- [Task requirements]: Across all entries below, how many lines include "Criar"? Only the number, please.

- [Data supplied]:
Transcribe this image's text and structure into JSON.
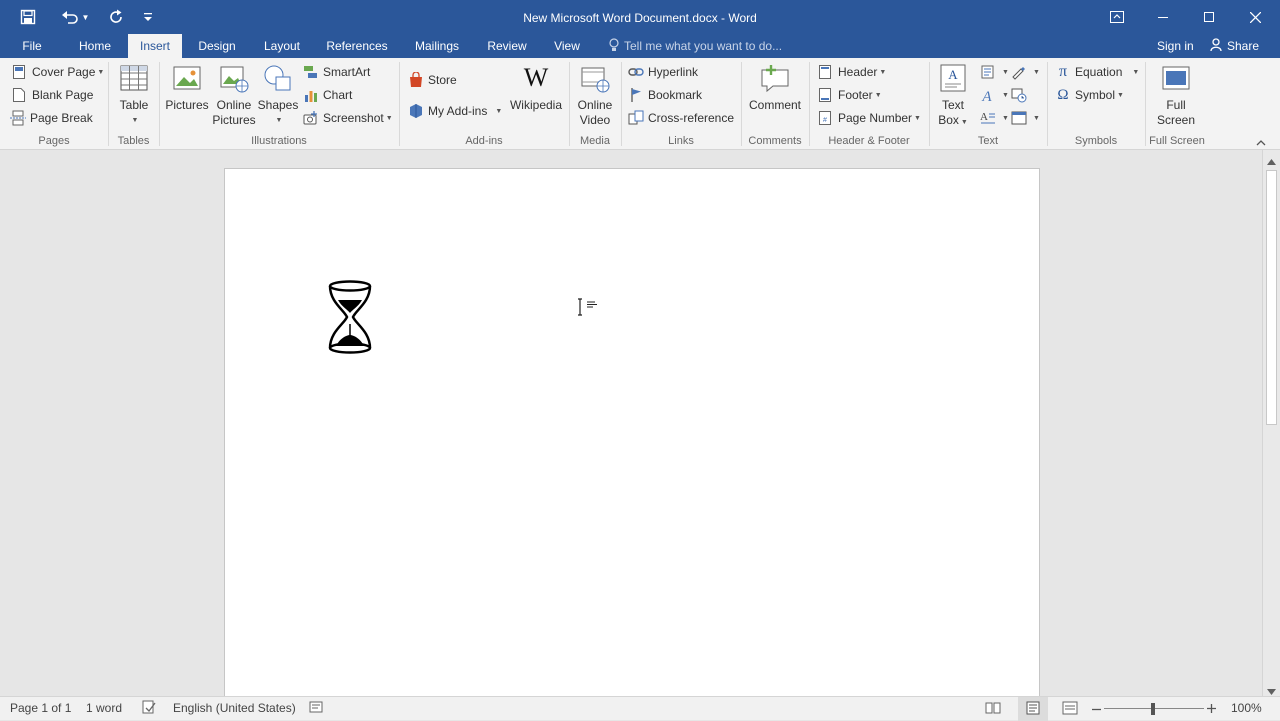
{
  "window": {
    "title": "New Microsoft Word Document.docx - Word",
    "accent": "#2b579a"
  },
  "qat": {
    "icons": [
      "save-icon",
      "undo-icon",
      "redo-icon",
      "customize-icon"
    ]
  },
  "tabs": [
    {
      "label": "File"
    },
    {
      "label": "Home"
    },
    {
      "label": "Insert",
      "active": true
    },
    {
      "label": "Design"
    },
    {
      "label": "Layout"
    },
    {
      "label": "References"
    },
    {
      "label": "Mailings"
    },
    {
      "label": "Review"
    },
    {
      "label": "View"
    }
  ],
  "tell_me": "Tell me what you want to do...",
  "account": {
    "sign_in": "Sign in",
    "share": "Share"
  },
  "ribbon": {
    "pages": {
      "label": "Pages",
      "cover_page": "Cover Page",
      "blank_page": "Blank Page",
      "page_break": "Page Break"
    },
    "tables": {
      "label": "Tables",
      "table": "Table"
    },
    "illustrations": {
      "label": "Illustrations",
      "pictures": "Pictures",
      "online_pictures_1": "Online",
      "online_pictures_2": "Pictures",
      "shapes": "Shapes",
      "smartart": "SmartArt",
      "chart": "Chart",
      "screenshot": "Screenshot"
    },
    "addins": {
      "label": "Add-ins",
      "store": "Store",
      "my_addins": "My Add-ins",
      "wikipedia": "Wikipedia"
    },
    "media": {
      "label": "Media",
      "online_video_1": "Online",
      "online_video_2": "Video"
    },
    "links": {
      "label": "Links",
      "hyperlink": "Hyperlink",
      "bookmark": "Bookmark",
      "cross_reference": "Cross-reference"
    },
    "comments": {
      "label": "Comments",
      "comment": "Comment"
    },
    "header_footer": {
      "label": "Header & Footer",
      "header": "Header",
      "footer": "Footer",
      "page_number": "Page Number"
    },
    "text": {
      "label": "Text",
      "text_box_1": "Text",
      "text_box_2": "Box"
    },
    "symbols": {
      "label": "Symbols",
      "equation": "Equation",
      "symbol": "Symbol"
    },
    "full_screen": {
      "label": "Full Screen",
      "btn_1": "Full",
      "btn_2": "Screen"
    }
  },
  "status": {
    "page": "Page 1 of 1",
    "words": "1 word",
    "language": "English (United States)",
    "zoom": "100%"
  }
}
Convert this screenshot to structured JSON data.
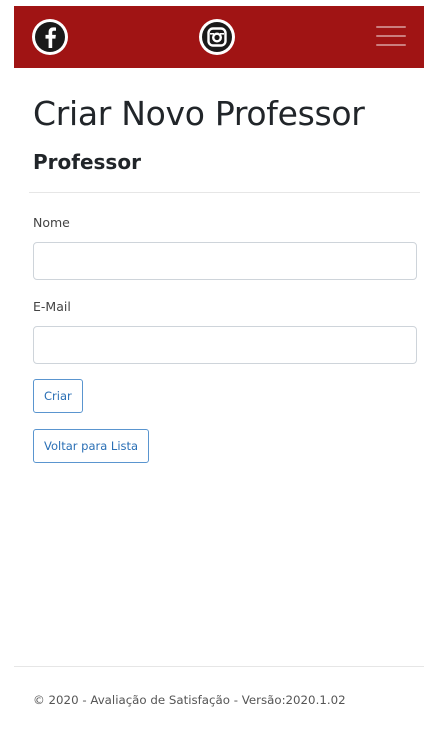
{
  "navbar": {
    "background": "#a01414",
    "facebook_icon": "facebook-icon",
    "instagram_icon": "instagram-icon",
    "menu_icon": "hamburger-menu-icon"
  },
  "page": {
    "title": "Criar Novo Professor",
    "section": "Professor"
  },
  "form": {
    "nome_label": "Nome",
    "nome_value": "",
    "email_label": "E-Mail",
    "email_value": "",
    "submit_label": "Criar"
  },
  "links": {
    "back_label": "Voltar para Lista"
  },
  "footer": {
    "text": "© 2020 - Avaliação de Satisfação - Versão:2020.1.02"
  },
  "colors": {
    "accent": "#2a6fb5",
    "navbar": "#a01414"
  }
}
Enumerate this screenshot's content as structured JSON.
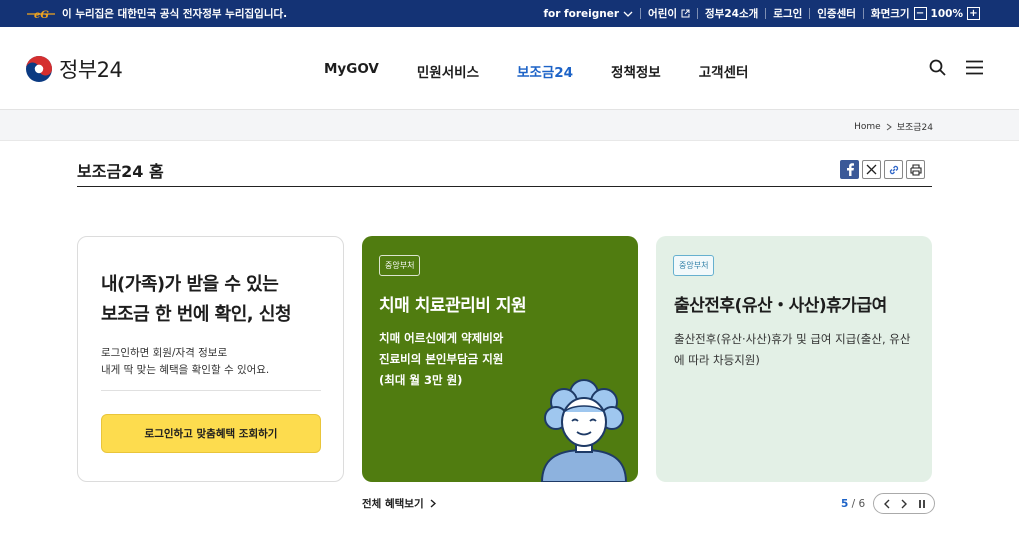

- [Problem solution]: 2